Implications for the aged-care industry
Immigrants on visas make up a third of New Zealand’s 22,000 aged-care caregivers and 5000 nurses.
Aaron points out that the government recently granted a small window to the aged-care sector reclassifying some of their jobs as skilled employment. “Workers in the industry have also fought hard to get wages up to the $25 an hour benchmark for residence eligibility. This move will set the sector back again.
“Many migrant nurses and caregivers must now be reconsidering whether to stay in New Zealand.
Employers in many industries say they would struggle without a supply of overseas workers.
The immigration system automatically adjusts wage levels as a result of annual review, say Aaron. “But continually placing the goal of residence out of reach leaves people disheartened and wondering whether there are greener fields elsewhere. In a globally competitive market for skills, New Zealand runs the risk of losing to the competition.

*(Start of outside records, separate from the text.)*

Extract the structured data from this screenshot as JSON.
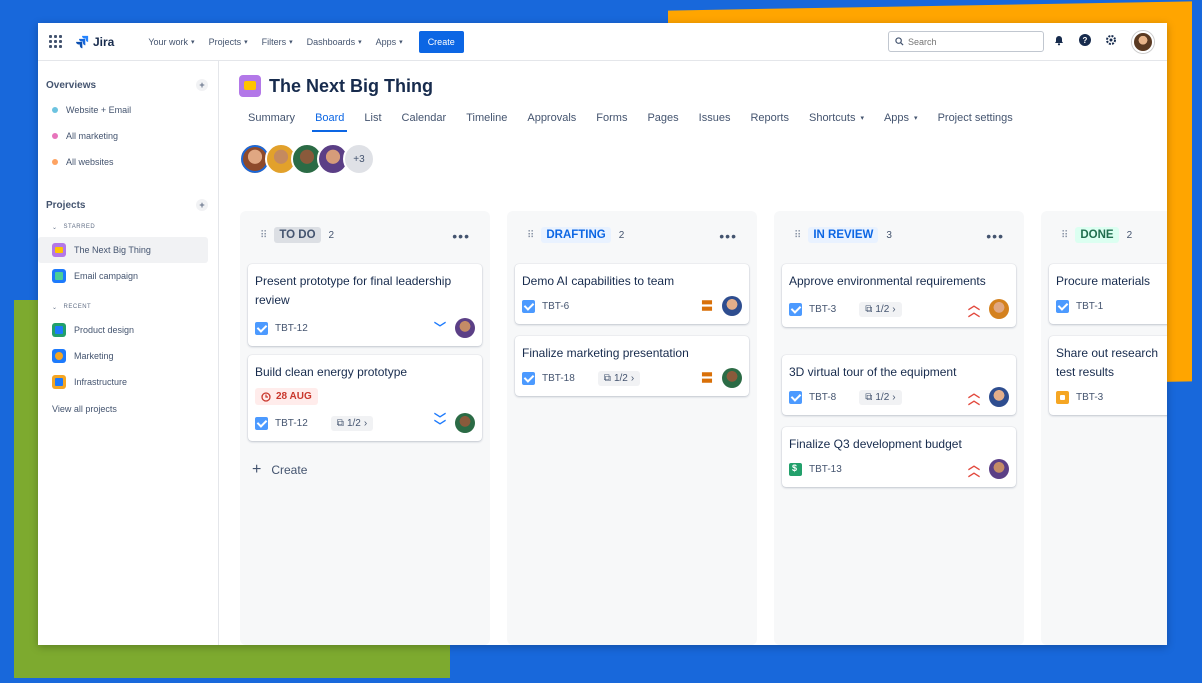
{
  "topnav": {
    "app_name": "Jira",
    "items": [
      {
        "label": "Your work"
      },
      {
        "label": "Projects"
      },
      {
        "label": "Filters"
      },
      {
        "label": "Dashboards"
      },
      {
        "label": "Apps"
      }
    ],
    "create_label": "Create",
    "search_placeholder": "Search"
  },
  "sidebar": {
    "overviews_title": "Overviews",
    "overviews": [
      {
        "label": "Website + Email",
        "color": "#6CC3E0"
      },
      {
        "label": "All marketing",
        "color": "#E774BB"
      },
      {
        "label": "All websites",
        "color": "#FEA362"
      }
    ],
    "projects_title": "Projects",
    "starred_label": "STARRED",
    "starred": [
      {
        "label": "The Next Big Thing"
      },
      {
        "label": "Email campaign"
      }
    ],
    "recent_label": "RECENT",
    "recent": [
      {
        "label": "Product design"
      },
      {
        "label": "Marketing"
      },
      {
        "label": "Infrastructure"
      }
    ],
    "view_all": "View all projects"
  },
  "project": {
    "title": "The Next Big Thing",
    "tabs": [
      "Summary",
      "Board",
      "List",
      "Calendar",
      "Timeline",
      "Approvals",
      "Forms",
      "Pages",
      "Issues",
      "Reports",
      "Shortcuts",
      "Apps",
      "Project settings"
    ],
    "extra_avatars": "+3"
  },
  "board": {
    "columns": [
      {
        "status": "TO DO",
        "count": "2",
        "bg": "#DCDFE4",
        "fg": "#44546F",
        "cards": [
          {
            "title": "Present prototype for final leadership review",
            "key": "TBT-12"
          },
          {
            "title": "Build clean energy prototype",
            "due": "28 AUG",
            "key": "TBT-12",
            "subtasks": "1/2"
          }
        ],
        "create_label": "Create"
      },
      {
        "status": "DRAFTING",
        "count": "2",
        "bg": "#E9F2FF",
        "fg": "#0C66E4",
        "cards": [
          {
            "title": "Demo AI capabilities to team",
            "key": "TBT-6"
          },
          {
            "title": "Finalize marketing presentation",
            "key": "TBT-18",
            "subtasks": "1/2"
          }
        ]
      },
      {
        "status": "IN REVIEW",
        "count": "3",
        "bg": "#E9F2FF",
        "fg": "#0C66E4",
        "cards": [
          {
            "title": "Approve environmental requirements",
            "key": "TBT-3",
            "subtasks": "1/2"
          },
          {
            "title": "3D virtual tour of the equipment",
            "key": "TBT-8",
            "subtasks": "1/2"
          },
          {
            "title": "Finalize Q3 development budget",
            "key": "TBT-13"
          }
        ]
      },
      {
        "status": "DONE",
        "count": "2",
        "bg": "#DCFFF1",
        "fg": "#216E4E",
        "cards": [
          {
            "title": "Procure materials",
            "key": "TBT-1"
          },
          {
            "title": "Share out research test results",
            "key": "TBT-3"
          }
        ]
      }
    ]
  }
}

“Our immigration system is already under pressure from a large number of applications, and New Zealand is looking like an uncertain place to get residency.
Proposed work and residence visa payrate changes effective 24 February 2020
The new thresholds are based on the New Zealand median salary and wage rate of $25.50 per hour (up 2% from last year), equivalent to $53,040 per annum for a 40-hour per week job.
Skilled Migrant Category
1. The threshold for gaining skilled employment points will change from $25.00 to $25.50 per hour for jobs at ANZSCO skill level 1,2, or 3, and jobs at skill level 4 or 5 that are included at Appendix 7 of the operational manual.
2. The threshold for gaining skilled employment points will be $38.25 per hour for jobs at ANZSCO skill level 4 or 5 that are not included at Appendix 7 of the operational manual.
3. The threshold for bonus points for high remuneration will be $51 per hour.
Essential Skills Visa
1. The threshold for mid-skilled employment will change from $21.25 to $21.68 per hour for jobs at ANZSCO skill level 1,2, or 3.
2. The threshold for mid-skilled employment will be $25.50 per hour for jobs at ANZSCO skill level 4 or 5 in Appendix 7 (This visa was treated as an exception due to changes made at the end of October.)
The threshold for higher skilled employment for all other skill level 4 and 5 roles will change from $ 37.50 to $38.25 per hour